Exercise goal> Set down the whole listing verbatim.
[[ Task inputs, beginning ]]
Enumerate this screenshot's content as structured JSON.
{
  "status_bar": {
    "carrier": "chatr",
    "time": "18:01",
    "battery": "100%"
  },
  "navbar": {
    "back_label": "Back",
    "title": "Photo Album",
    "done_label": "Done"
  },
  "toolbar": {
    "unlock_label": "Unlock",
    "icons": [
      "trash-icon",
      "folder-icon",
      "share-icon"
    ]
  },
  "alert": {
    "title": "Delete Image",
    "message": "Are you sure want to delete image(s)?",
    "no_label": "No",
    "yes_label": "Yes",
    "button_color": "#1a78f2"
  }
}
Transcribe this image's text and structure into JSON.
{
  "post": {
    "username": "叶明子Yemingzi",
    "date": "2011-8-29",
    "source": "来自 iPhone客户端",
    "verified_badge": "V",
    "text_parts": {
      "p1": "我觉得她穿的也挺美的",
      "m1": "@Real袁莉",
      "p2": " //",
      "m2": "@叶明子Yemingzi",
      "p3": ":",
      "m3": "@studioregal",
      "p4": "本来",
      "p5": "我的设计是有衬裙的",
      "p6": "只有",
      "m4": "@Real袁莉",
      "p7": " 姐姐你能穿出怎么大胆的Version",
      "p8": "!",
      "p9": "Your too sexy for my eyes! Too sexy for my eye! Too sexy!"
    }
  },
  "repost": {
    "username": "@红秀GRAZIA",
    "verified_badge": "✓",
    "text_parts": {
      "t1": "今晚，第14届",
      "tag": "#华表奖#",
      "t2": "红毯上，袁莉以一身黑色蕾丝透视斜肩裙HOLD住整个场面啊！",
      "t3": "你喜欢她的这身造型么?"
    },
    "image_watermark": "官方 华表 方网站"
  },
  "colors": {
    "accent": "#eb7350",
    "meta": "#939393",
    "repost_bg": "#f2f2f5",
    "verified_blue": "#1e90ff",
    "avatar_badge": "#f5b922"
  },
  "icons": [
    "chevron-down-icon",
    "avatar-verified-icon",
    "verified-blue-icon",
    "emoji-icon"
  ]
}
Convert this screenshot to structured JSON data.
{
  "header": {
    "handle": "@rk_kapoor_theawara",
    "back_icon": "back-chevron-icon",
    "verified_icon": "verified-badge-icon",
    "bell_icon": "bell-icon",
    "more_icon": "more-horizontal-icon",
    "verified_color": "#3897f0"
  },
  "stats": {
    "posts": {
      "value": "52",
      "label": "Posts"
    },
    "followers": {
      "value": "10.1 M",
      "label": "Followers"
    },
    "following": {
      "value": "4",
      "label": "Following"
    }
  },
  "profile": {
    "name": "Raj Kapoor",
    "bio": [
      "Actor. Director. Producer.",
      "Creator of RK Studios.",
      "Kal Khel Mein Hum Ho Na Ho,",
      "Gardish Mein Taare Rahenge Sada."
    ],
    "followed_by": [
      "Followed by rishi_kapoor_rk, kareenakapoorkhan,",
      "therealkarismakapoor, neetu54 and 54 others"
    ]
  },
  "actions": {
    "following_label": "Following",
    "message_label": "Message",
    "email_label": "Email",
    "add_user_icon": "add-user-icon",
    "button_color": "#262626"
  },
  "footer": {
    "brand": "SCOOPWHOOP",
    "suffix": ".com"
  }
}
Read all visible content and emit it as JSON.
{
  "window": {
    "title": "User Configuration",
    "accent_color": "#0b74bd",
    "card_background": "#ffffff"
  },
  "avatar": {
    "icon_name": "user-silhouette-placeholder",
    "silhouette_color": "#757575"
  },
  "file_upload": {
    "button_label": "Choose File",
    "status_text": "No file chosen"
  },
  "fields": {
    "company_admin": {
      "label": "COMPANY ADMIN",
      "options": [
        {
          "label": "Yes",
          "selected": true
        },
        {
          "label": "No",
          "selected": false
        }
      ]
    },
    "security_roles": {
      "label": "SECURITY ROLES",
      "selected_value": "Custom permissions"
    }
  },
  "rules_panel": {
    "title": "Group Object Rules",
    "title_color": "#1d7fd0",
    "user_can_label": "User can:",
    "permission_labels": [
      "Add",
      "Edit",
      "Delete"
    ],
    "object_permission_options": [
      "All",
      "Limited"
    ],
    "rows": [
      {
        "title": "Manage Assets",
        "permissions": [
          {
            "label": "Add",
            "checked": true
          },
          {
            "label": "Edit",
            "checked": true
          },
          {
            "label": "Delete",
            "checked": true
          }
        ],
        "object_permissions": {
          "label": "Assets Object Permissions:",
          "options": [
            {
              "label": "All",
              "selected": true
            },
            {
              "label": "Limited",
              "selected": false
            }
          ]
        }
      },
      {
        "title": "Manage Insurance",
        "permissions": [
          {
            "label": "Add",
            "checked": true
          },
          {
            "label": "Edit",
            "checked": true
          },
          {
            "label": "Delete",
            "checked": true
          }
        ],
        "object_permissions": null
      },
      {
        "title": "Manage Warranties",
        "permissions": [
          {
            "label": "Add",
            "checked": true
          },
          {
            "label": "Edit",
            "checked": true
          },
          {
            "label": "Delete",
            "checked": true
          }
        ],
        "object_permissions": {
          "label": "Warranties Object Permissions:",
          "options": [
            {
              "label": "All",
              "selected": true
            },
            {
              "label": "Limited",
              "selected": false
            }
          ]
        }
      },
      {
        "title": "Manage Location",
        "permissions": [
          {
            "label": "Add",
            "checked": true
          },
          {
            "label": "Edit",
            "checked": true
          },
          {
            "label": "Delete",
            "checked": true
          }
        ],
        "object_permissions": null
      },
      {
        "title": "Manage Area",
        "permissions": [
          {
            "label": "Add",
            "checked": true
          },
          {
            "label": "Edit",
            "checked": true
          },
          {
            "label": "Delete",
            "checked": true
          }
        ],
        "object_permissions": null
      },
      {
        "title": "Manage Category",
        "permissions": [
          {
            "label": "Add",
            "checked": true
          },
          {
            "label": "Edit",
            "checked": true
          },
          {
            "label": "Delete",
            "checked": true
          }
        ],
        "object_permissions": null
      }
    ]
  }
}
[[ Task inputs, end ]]
Expected answer>
Enumerate this screenshot's content as structured JSON.
{
  "status_bar": {
    "carrier": "chatr",
    "time": "18:01",
    "battery": "100%"
  },
  "navbar": {
    "back_label": "Back",
    "title": "Photo Album",
    "done_label": "Done"
  },
  "toolbar": {
    "unlock_label": "Unlock",
    "icons": [
      "trash-icon",
      "folder-icon",
      "share-icon"
    ]
  },
  "alert": {
    "title": "Delete Image",
    "message": "Are you sure want to delete image(s)?",
    "no_label": "No",
    "yes_label": "Yes",
    "button_color": "#1a78f2"
  }
}
Transcribe this image's text and structure into JSON.
{
  "post": {
    "username": "叶明子Yemingzi",
    "date": "2011-8-29",
    "source": "来自 iPhone客户端",
    "verified_badge": "V",
    "text_parts": {
      "p1": "我觉得她穿的也挺美的",
      "m1": "@Real袁莉",
      "p2": " //",
      "m2": "@叶明子Yemingzi",
      "p3": ":",
      "m3": "@studioregal",
      "p4": "本来",
      "p5": "我的设计是有衬裙的",
      "p6": "只有",
      "m4": "@Real袁莉",
      "p7": " 姐姐你能穿出怎么大胆的Version",
      "p8": "!",
      "p9": "Your too sexy for my eyes! Too sexy for my eye! Too sexy!"
    }
  },
  "repost": {
    "username": "@红秀GRAZIA",
    "verified_badge": "✓",
    "text_parts": {
      "t1": "今晚，第14届",
      "tag": "#华表奖#",
      "t2": "红毯上，袁莉以一身黑色蕾丝透视斜肩裙HOLD住整个场面啊！",
      "t3": "你喜欢她的这身造型么?"
    },
    "image_watermark": "官方 华表 方网站"
  },
  "colors": {
    "accent": "#eb7350",
    "meta": "#939393",
    "repost_bg": "#f2f2f5",
    "verified_blue": "#1e90ff",
    "avatar_badge": "#f5b922"
  },
  "icons": [
    "chevron-down-icon",
    "avatar-verified-icon",
    "verified-blue-icon",
    "emoji-icon"
  ]
}
Convert this screenshot to structured JSON data.
{
  "header": {
    "handle": "@rk_kapoor_theawara",
    "back_icon": "back-chevron-icon",
    "verified_icon": "verified-badge-icon",
    "bell_icon": "bell-icon",
    "more_icon": "more-horizontal-icon",
    "verified_color": "#3897f0"
  },
  "stats": {
    "posts": {
      "value": "52",
      "label": "Posts"
    },
    "followers": {
      "value": "10.1 M",
      "label": "Followers"
    },
    "following": {
      "value": "4",
      "label": "Following"
    }
  },
  "profile": {
    "name": "Raj Kapoor",
    "bio": [
      "Actor. Director. Producer.",
      "Creator of RK Studios.",
      "Kal Khel Mein Hum Ho Na Ho,",
      "Gardish Mein Taare Rahenge Sada."
    ],
    "followed_by": [
      "Followed by rishi_kapoor_rk, kareenakapoorkhan,",
      "therealkarismakapoor, neetu54 and 54 others"
    ]
  },
  "actions": {
    "following_label": "Following",
    "message_label": "Message",
    "email_label": "Email",
    "add_user_icon": "add-user-icon",
    "button_color": "#262626"
  },
  "footer": {
    "brand": "SCOOPWHOOP",
    "suffix": ".com"
  }
}
Read all visible content and emit it as JSON.
{
  "window": {
    "title": "User Configuration",
    "accent_color": "#0b74bd",
    "card_background": "#ffffff"
  },
  "avatar": {
    "icon_name": "user-silhouette-placeholder",
    "silhouette_color": "#757575"
  },
  "file_upload": {
    "button_label": "Choose File",
    "status_text": "No file chosen"
  },
  "fields": {
    "company_admin": {
      "label": "COMPANY ADMIN",
      "options": [
        {
          "label": "Yes",
          "selected": true
        },
        {
          "label": "No",
          "selected": false
        }
      ]
    },
    "security_roles": {
      "label": "SECURITY ROLES",
      "selected_value": "Custom permissions"
    }
  },
  "rules_panel": {
    "title": "Group Object Rules",
    "title_color": "#1d7fd0",
    "user_can_label": "User can:",
    "permission_labels": [
      "Add",
      "Edit",
      "Delete"
    ],
    "object_permission_options": [
      "All",
      "Limited"
    ],
    "rows": [
      {
        "title": "Manage Assets",
        "permissions": [
          {
            "label": "Add",
            "checked": true
          },
          {
            "label": "Edit",
            "checked": true
          },
          {
            "label": "Delete",
            "checked": true
          }
        ],
        "object_permissions": {
          "label": "Assets Object Permissions:",
          "options": [
            {
              "label": "All",
              "selected": true
            },
            {
              "label": "Limited",
              "selected": false
            }
          ]
        }
      },
      {
        "title": "Manage Insurance",
        "permissions": [
          {
            "label": "Add",
            "checked": true
          },
          {
            "label": "Edit",
            "checked": true
          },
          {
            "label": "Delete",
            "checked": true
          }
        ],
        "object_permissions": null
      },
      {
        "title": "Manage Warranties",
        "permissions": [
          {
            "label": "Add",
            "checked": true
          },
          {
            "label": "Edit",
            "checked": true
          },
          {
            "label": "Delete",
            "checked": true
          }
        ],
        "object_permissions": {
          "label": "Warranties Object Permissions:",
          "options": [
            {
              "label": "All",
              "selected": true
            },
            {
              "label": "Limited",
              "selected": false
            }
          ]
        }
      },
      {
        "title": "Manage Location",
        "permissions": [
          {
            "label": "Add",
            "checked": true
          },
          {
            "label": "Edit",
            "checked": true
          },
          {
            "label": "Delete",
            "checked": true
          }
        ],
        "object_permissions": null
      },
      {
        "title": "Manage Area",
        "permissions": [
          {
            "label": "Add",
            "checked": true
          },
          {
            "label": "Edit",
            "checked": true
          },
          {
            "label": "Delete",
            "checked": true
          }
        ],
        "object_permissions": null
      },
      {
        "title": "Manage Category",
        "permissions": [
          {
            "label": "Add",
            "checked": true
          },
          {
            "label": "Edit",
            "checked": true
          },
          {
            "label": "Delete",
            "checked": true
          }
        ],
        "object_permissions": null
      }
    ]
  }
}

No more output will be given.